Your objective:
Below are records to be repeated exactly. Leave their pictures behind.

-------- Supplied information --------

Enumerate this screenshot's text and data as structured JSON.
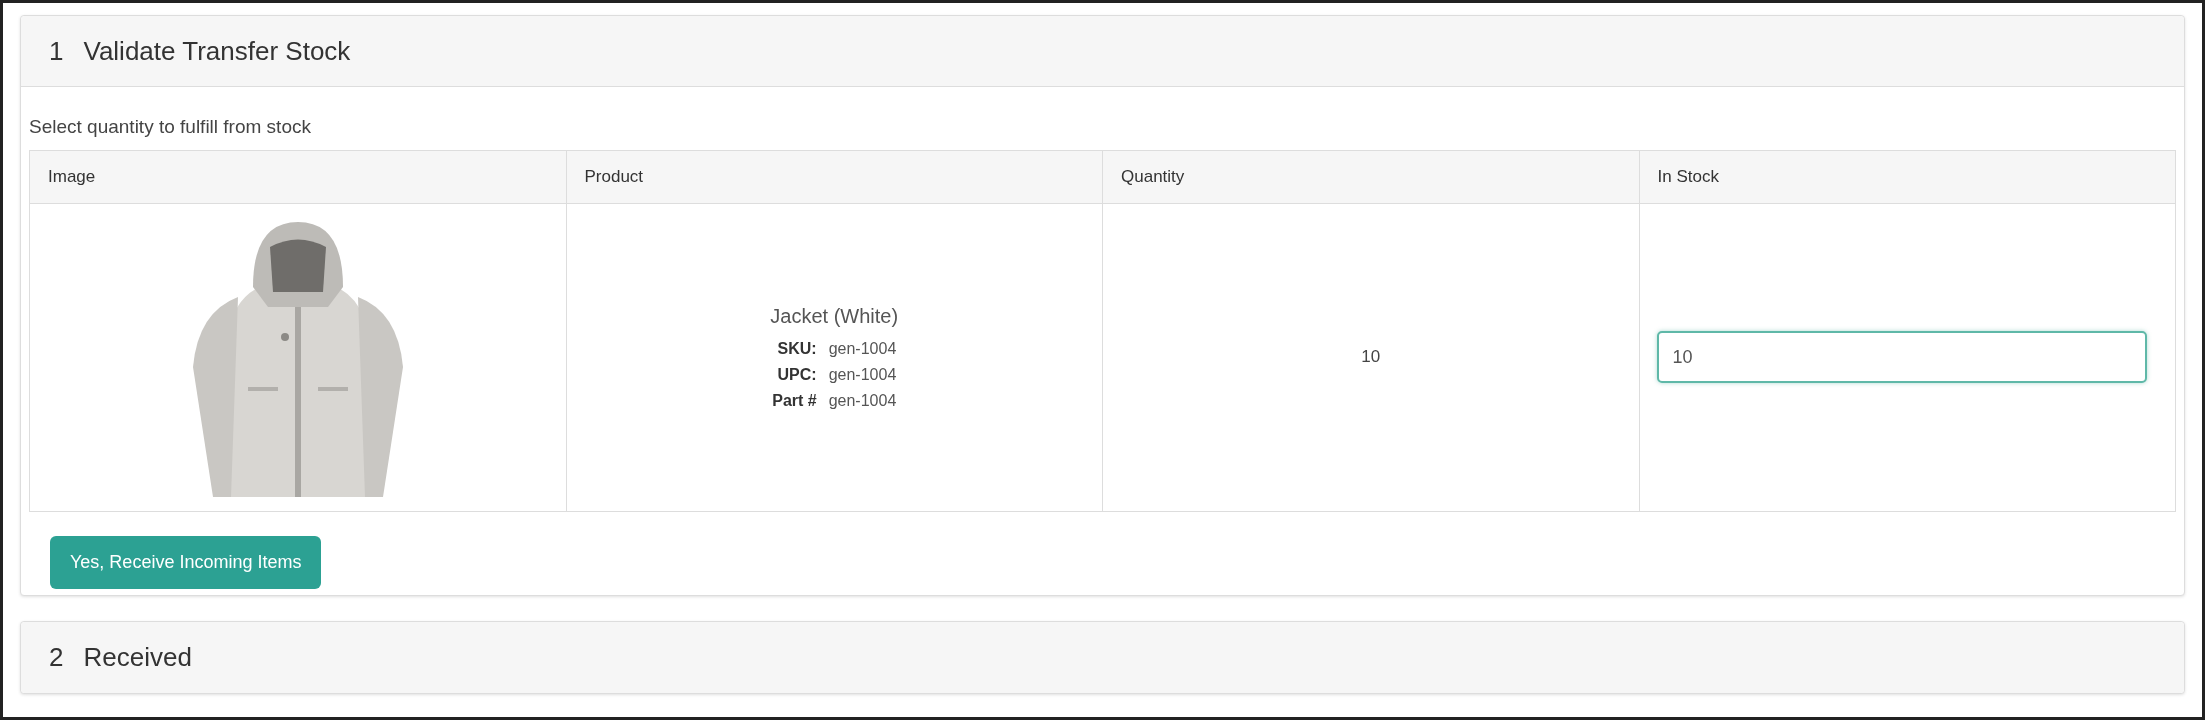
{
  "steps": [
    {
      "number": "1",
      "title": "Validate Transfer Stock",
      "expanded": true,
      "instruction": "Select quantity to fulfill from stock",
      "table": {
        "columns": [
          "Image",
          "Product",
          "Quantity",
          "In Stock"
        ],
        "rows": [
          {
            "product": {
              "name": "Jacket (White)",
              "details": [
                {
                  "label": "SKU:",
                  "value": "gen-1004"
                },
                {
                  "label": "UPC:",
                  "value": "gen-1004"
                },
                {
                  "label": "Part #",
                  "value": "gen-1004"
                }
              ]
            },
            "quantity": "10",
            "in_stock": "10"
          }
        ]
      },
      "button": "Yes, Receive Incoming Items"
    },
    {
      "number": "2",
      "title": "Received",
      "expanded": false
    }
  ]
}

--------

Task output:
Enumerate this screenshot's text and data as structured JSON.
{
  "steps": [
    {
      "number": "1",
      "title": "Validate Transfer Stock",
      "expanded": true,
      "instruction": "Select quantity to fulfill from stock",
      "table": {
        "columns": [
          "Image",
          "Product",
          "Quantity",
          "In Stock"
        ],
        "rows": [
          {
            "product": {
              "name": "Jacket (White)",
              "details": [
                {
                  "label": "SKU:",
                  "value": "gen-1004"
                },
                {
                  "label": "UPC:",
                  "value": "gen-1004"
                },
                {
                  "label": "Part #",
                  "value": "gen-1004"
                }
              ]
            },
            "quantity": "10",
            "in_stock": "10"
          }
        ]
      },
      "button": "Yes, Receive Incoming Items"
    },
    {
      "number": "2",
      "title": "Received",
      "expanded": false
    }
  ]
}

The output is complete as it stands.